◆ Task description: What lines in the entries below contain the word "Update"? Copy all of them.

◆ Entries supplied:
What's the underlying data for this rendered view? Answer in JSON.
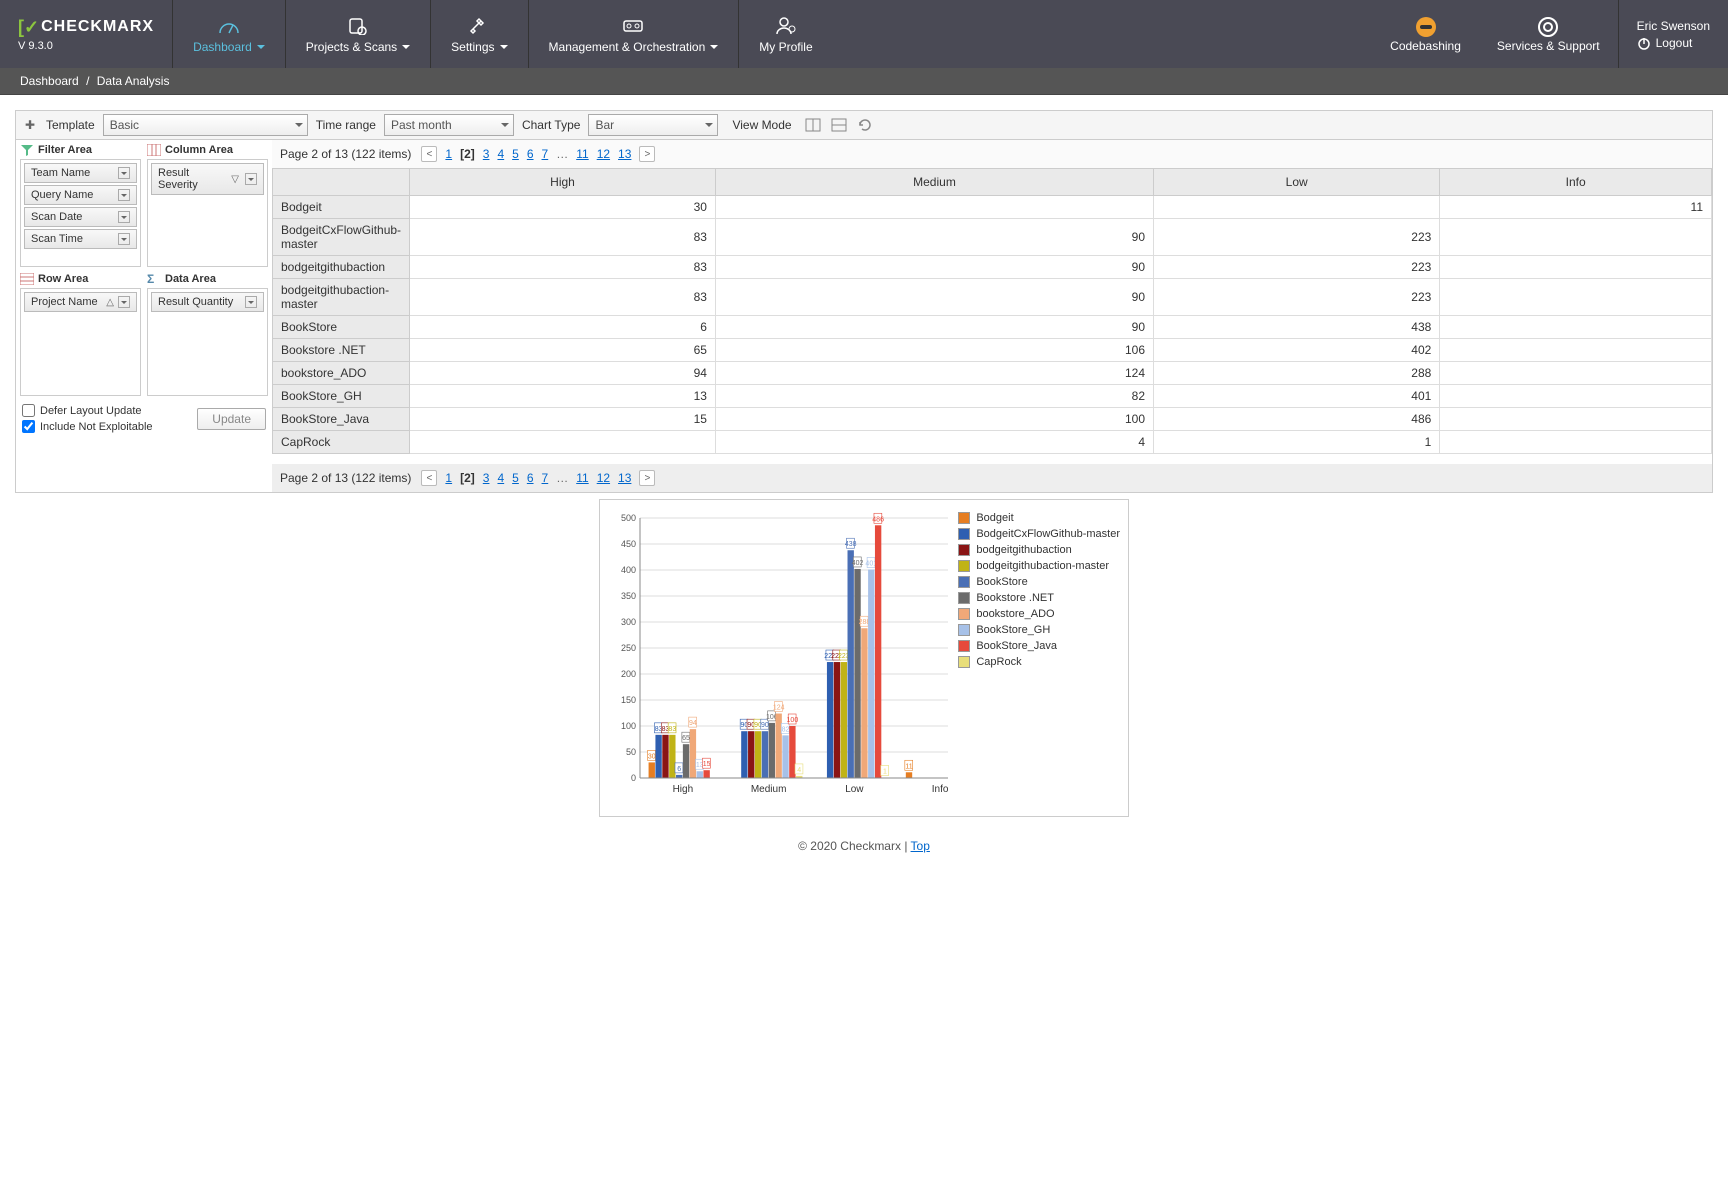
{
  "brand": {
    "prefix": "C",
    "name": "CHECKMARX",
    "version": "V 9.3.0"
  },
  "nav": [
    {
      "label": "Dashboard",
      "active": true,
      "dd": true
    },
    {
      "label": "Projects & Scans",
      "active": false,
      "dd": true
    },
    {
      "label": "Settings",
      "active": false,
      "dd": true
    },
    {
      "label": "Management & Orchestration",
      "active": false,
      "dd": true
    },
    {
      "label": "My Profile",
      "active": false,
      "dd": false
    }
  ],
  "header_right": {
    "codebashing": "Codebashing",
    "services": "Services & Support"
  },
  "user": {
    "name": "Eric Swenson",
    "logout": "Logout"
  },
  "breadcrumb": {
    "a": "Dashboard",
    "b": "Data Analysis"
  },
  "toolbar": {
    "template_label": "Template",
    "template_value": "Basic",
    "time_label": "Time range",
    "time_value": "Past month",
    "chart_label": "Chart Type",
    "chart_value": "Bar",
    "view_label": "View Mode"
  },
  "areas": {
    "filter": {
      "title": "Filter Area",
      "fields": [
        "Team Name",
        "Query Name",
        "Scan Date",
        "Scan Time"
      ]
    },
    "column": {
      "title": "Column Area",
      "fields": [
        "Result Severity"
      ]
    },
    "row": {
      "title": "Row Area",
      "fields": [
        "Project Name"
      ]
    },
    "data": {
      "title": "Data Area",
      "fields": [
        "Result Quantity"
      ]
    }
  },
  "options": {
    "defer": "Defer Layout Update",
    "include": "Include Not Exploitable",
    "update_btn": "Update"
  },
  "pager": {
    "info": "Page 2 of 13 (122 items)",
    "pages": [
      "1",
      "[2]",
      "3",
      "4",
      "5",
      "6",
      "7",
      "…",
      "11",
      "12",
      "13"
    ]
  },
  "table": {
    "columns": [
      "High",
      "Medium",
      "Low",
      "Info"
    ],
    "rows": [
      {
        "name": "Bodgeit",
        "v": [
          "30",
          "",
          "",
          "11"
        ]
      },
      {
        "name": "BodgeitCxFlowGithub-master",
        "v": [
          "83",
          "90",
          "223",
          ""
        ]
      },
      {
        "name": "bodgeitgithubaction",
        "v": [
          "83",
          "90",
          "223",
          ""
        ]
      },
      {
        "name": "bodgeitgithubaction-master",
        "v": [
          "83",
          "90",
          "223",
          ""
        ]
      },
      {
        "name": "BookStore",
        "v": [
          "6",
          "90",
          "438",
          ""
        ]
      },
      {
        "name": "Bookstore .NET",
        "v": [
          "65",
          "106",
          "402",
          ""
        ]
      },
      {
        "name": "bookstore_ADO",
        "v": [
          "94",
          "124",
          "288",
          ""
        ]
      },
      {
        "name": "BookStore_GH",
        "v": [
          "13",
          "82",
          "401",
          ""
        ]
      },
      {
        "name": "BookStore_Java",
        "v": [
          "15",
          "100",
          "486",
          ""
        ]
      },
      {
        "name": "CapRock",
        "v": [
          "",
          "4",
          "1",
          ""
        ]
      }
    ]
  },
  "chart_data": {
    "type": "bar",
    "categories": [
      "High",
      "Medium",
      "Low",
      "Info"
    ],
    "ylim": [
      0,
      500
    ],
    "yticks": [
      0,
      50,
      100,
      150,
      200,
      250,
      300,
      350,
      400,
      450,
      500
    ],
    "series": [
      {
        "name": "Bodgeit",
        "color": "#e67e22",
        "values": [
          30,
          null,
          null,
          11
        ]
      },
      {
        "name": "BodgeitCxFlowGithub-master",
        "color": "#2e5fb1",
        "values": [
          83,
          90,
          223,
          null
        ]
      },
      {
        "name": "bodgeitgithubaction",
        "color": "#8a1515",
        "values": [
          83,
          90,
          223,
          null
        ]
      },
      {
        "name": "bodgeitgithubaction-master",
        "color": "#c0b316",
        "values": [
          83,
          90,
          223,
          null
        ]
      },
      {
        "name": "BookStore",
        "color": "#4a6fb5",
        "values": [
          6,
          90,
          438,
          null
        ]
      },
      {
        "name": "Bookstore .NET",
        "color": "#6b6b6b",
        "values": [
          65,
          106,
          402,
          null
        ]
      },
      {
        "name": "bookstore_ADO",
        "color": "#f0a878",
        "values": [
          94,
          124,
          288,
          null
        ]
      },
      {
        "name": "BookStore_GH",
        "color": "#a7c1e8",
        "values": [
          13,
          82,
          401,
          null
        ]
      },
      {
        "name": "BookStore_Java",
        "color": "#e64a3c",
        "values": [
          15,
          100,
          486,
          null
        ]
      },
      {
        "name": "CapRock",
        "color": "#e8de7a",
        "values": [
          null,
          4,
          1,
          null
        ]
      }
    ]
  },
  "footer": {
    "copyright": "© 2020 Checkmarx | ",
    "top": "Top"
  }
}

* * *

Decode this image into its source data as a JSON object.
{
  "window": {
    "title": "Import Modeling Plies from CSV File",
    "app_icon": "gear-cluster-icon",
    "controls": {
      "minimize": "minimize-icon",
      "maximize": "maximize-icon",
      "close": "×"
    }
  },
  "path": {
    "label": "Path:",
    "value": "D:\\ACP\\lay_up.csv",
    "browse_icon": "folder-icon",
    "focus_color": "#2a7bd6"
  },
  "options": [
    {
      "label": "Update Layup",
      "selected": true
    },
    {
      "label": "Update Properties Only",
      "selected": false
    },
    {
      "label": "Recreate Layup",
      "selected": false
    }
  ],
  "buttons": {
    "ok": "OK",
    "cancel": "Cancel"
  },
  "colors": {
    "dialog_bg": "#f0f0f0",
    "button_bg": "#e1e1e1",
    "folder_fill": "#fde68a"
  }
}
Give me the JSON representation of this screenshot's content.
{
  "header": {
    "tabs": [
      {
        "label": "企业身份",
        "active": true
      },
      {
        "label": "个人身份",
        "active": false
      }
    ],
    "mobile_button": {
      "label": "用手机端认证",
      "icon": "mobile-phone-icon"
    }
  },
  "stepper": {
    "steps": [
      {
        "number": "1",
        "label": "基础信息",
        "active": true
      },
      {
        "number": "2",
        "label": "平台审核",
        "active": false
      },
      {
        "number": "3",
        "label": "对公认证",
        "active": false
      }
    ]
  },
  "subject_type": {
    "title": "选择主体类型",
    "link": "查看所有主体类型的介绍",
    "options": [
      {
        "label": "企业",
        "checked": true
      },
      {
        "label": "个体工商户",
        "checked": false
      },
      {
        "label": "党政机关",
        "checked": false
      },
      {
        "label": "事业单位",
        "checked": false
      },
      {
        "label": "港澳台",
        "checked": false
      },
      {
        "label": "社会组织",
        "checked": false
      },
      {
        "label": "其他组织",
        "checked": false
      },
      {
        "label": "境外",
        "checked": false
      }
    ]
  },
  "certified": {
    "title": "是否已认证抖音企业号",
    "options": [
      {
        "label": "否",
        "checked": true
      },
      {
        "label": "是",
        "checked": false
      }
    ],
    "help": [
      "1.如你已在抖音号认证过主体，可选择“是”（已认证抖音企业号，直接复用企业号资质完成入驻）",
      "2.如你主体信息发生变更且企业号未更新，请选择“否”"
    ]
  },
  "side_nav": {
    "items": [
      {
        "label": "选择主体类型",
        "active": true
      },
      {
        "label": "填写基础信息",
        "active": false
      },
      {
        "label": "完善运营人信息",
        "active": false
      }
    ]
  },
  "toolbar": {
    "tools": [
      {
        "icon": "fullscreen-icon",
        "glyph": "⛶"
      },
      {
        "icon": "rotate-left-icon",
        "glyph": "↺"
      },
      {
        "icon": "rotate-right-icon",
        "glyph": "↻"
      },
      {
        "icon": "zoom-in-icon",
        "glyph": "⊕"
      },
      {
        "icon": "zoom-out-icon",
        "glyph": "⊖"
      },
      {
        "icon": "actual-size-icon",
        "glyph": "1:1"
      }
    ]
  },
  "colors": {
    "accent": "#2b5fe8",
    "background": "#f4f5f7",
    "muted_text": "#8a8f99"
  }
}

◆ Exercise response:
    "defer": "Defer Layout Update",
    "update_btn": "Update"
      "label": "Update Layup",
      "label": "Update Properties Only",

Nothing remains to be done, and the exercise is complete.